Few short hikes offer such expansive and panoramic views. Starting through a forest of mountain hemlock, white fir, and lodgpole pine, this hike quickly climbs above tree line and follows an escarpment to the top of the largest volcano in Oregon. At 7,989 feet, Paulina Peak may be Newberry Volcano's highest point, but it remains significantly shorter than the nearby peaks of the Cascade's main range. At 80 cubic miles in volume and 20 miles in diameter, however, the mountain is the fifth* largest in the entire Cascade Volcanic Arc.
From the summit you can see roughly one-quarter of the entire state, with western views of the Three Sisters, Broken Top, Diamond Peak, and Mount Thielsen, northeastern views of the Ochoco Mountains and Christmas Valley, and southern views of Fort Rock. What you will also notice, beyond the spectacular views of the volcano's depressed caldera, are plenty of other visitors. For better or worse, a gravel road leads up to the summit, making Paulina Peak a very popular and accessible destination.
Notably, Paulina Peak was once the home of a Forest Service lookout tower, hence the gravel road, but the tower was ultimately removed in 1968.

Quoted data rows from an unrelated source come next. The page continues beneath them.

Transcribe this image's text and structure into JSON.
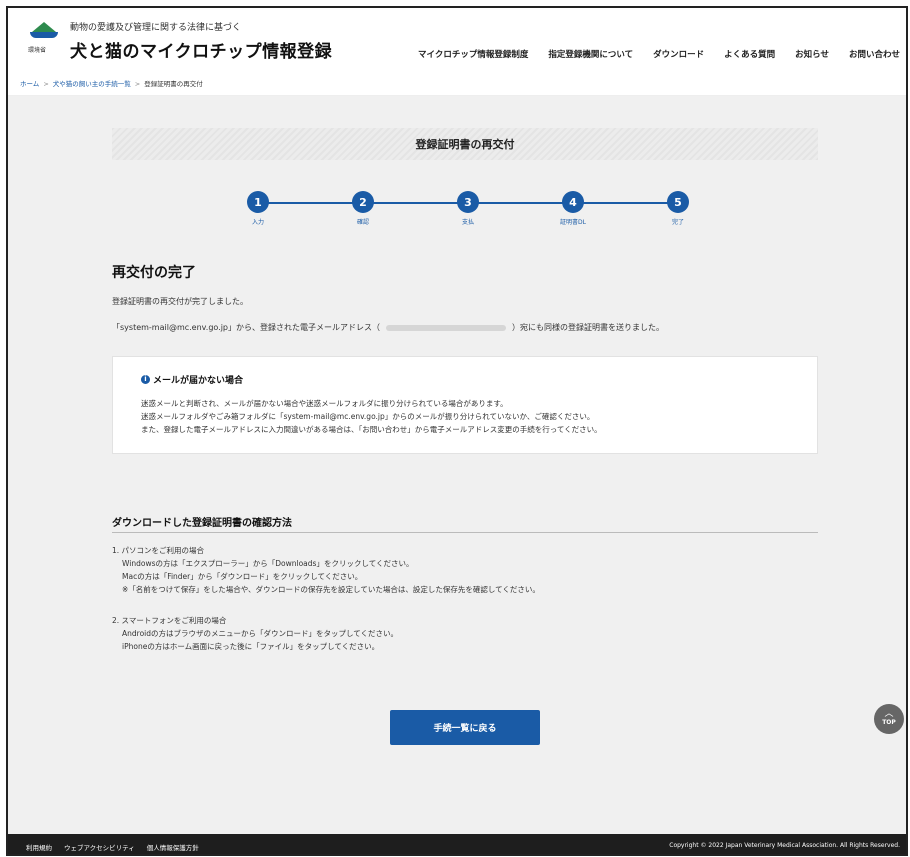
{
  "header": {
    "ministry_label": "環境省",
    "subtitle": "動物の愛護及び管理に関する法律に基づく",
    "title": "犬と猫のマイクロチップ情報登録",
    "nav": [
      "マイクロチップ情報登録制度",
      "指定登録機関について",
      "ダウンロード",
      "よくある質問",
      "お知らせ",
      "お問い合わせ"
    ]
  },
  "breadcrumb": {
    "home": "ホーム",
    "parent": "犬や猫の飼い主の手続一覧",
    "current": "登録証明書の再交付",
    "separator": ">"
  },
  "page_header": "登録証明書の再交付",
  "stepper": {
    "steps": [
      {
        "num": "1",
        "label": "入力"
      },
      {
        "num": "2",
        "label": "確認"
      },
      {
        "num": "3",
        "label": "支払"
      },
      {
        "num": "4",
        "label": "証明書DL"
      },
      {
        "num": "5",
        "label": "完了"
      }
    ]
  },
  "completion": {
    "heading": "再交付の完了",
    "message": "登録証明書の再交付が完了しました。",
    "mail_prefix": "「system-mail@mc.env.go.jp」から、登録された電子メールアドレス（",
    "mail_suffix": "）宛にも同様の登録証明書を送りました。"
  },
  "notice": {
    "icon": "info-icon",
    "title": "メールが届かない場合",
    "lines": [
      "迷惑メールと判断され、メールが届かない場合や迷惑メールフォルダに振り分けられている場合があります。",
      "迷惑メールフォルダやごみ箱フォルダに「system-mail@mc.env.go.jp」からのメールが振り分けられていないか、ご確認ください。",
      "また、登録した電子メールアドレスに入力間違いがある場合は、「お問い合わせ」から電子メールアドレス変更の手続を行ってください。"
    ]
  },
  "howto": {
    "heading": "ダウンロードした登録証明書の確認方法",
    "pc_title": "1. パソコンをご利用の場合",
    "pc_lines": [
      "Windowsの方は「エクスプローラー」から「Downloads」をクリックしてください。",
      "Macの方は「Finder」から「ダウンロード」をクリックしてください。",
      "※「名前をつけて保存」をした場合や、ダウンロードの保存先を設定していた場合は、設定した保存先を確認してください。"
    ],
    "sp_title": "2. スマートフォンをご利用の場合",
    "sp_lines": [
      "Androidの方はブラウザのメニューから「ダウンロード」をタップしてください。",
      "iPhoneの方はホーム画面に戻った後に「ファイル」をタップしてください。"
    ]
  },
  "back_button": "手続一覧に戻る",
  "top_button": {
    "arrow": "︿",
    "label": "TOP"
  },
  "footer": {
    "links": [
      "利用規約",
      "ウェブアクセシビリティ",
      "個人情報保護方針"
    ],
    "copyright": "Copyright © 2022 Japan Veterinary Medical Association. All Rights Reserved."
  },
  "colors": {
    "primary": "#1a5ba6",
    "footer_bg": "#1e1e1e",
    "main_bg": "#f0f0f0"
  }
}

*The volcanic matter at Medicine Lake Volcano (7,921') in northern California has been estimated at 140 cubic miles in volume. Mount Shasta, Mount Adams, and Mount Rainier are all roughly 85 cubic miles, with Mount Shasta being the largest stratovolcano in the Cascades. Newberry Volcano is estimated at 80 cubic miles.